** Opening Records for this task block **
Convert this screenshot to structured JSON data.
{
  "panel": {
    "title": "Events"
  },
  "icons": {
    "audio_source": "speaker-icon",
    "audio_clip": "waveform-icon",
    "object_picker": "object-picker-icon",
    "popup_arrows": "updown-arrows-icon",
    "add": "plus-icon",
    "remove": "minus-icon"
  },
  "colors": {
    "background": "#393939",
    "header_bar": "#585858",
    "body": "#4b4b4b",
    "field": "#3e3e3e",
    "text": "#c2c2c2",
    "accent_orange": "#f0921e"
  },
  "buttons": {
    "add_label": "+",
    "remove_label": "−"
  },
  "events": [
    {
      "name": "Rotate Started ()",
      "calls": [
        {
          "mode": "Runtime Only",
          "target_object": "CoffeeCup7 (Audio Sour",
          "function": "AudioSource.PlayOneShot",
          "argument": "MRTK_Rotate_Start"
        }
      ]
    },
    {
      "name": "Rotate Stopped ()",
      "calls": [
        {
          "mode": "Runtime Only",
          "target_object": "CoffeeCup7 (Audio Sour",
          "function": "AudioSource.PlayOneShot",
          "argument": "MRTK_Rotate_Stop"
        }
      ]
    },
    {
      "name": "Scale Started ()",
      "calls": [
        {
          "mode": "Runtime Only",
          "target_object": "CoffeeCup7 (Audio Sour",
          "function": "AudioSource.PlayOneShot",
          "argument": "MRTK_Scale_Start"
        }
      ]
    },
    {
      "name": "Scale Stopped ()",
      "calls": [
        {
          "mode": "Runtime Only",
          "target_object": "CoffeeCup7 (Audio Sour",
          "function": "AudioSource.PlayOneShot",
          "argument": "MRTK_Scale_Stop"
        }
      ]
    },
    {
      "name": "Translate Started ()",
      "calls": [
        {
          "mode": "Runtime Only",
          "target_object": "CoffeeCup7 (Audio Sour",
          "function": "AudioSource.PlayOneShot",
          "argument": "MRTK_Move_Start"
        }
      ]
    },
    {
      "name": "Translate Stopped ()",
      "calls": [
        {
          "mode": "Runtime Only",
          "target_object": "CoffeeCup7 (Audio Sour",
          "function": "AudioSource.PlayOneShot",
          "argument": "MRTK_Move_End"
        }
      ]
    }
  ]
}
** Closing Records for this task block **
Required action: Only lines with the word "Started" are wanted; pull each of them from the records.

Expected output:
      "name": "Rotate Started ()",
      "name": "Scale Started ()",
      "name": "Translate Started ()",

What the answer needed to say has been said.